Filter the entries, keeping every line with the string "name".

=== Provided records ===

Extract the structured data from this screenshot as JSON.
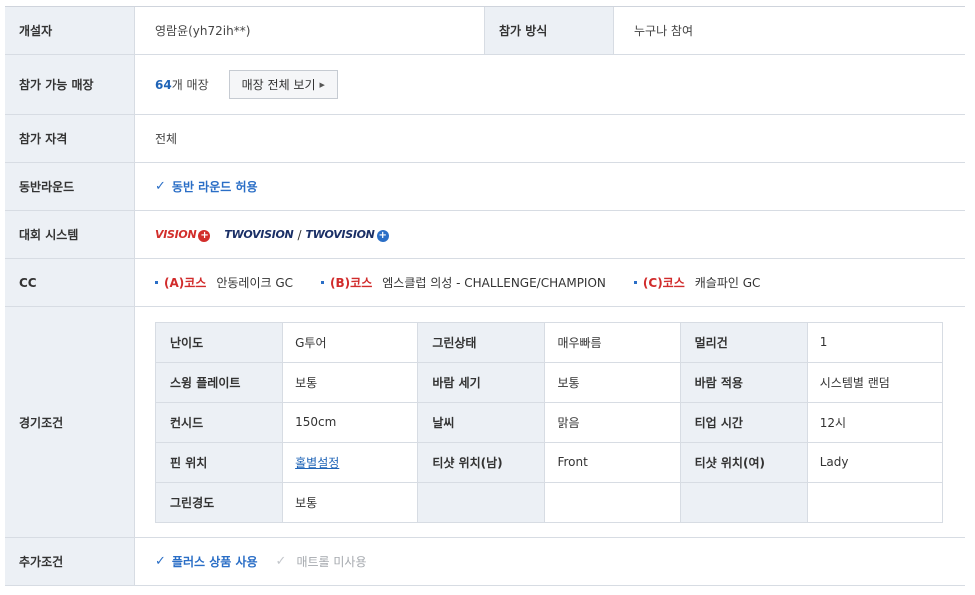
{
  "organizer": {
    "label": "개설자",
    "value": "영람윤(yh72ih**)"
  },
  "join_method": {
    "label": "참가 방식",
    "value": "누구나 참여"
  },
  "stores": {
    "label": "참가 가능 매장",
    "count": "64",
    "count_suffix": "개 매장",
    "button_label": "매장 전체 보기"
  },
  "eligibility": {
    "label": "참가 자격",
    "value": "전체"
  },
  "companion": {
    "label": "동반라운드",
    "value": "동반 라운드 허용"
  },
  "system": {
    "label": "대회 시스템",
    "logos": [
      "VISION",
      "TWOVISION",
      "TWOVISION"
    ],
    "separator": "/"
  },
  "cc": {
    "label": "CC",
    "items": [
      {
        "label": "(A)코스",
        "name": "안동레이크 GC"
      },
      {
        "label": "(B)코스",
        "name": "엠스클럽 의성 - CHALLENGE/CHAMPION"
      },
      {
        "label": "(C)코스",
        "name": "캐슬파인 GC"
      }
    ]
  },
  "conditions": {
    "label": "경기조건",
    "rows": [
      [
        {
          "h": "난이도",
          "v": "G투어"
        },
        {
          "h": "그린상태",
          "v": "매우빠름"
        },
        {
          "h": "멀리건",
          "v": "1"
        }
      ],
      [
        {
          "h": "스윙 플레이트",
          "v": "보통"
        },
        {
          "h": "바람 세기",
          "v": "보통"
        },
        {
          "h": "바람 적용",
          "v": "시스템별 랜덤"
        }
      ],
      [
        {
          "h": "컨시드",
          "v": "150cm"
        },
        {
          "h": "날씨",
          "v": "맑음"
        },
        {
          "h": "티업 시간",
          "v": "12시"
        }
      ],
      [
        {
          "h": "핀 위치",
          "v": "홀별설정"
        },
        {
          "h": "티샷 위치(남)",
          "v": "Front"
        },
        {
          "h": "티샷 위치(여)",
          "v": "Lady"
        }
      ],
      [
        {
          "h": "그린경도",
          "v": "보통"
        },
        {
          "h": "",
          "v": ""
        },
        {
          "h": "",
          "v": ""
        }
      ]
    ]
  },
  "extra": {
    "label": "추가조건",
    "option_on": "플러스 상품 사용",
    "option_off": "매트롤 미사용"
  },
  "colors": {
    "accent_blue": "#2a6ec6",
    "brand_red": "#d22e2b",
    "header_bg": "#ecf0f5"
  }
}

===

• _Result for this exercise_
        "name": "안동레이크 GC"
        "name": "엠스클럽 의성 - CHALLENGE/CHAMPION"
        "name": "캐슬파인 GC"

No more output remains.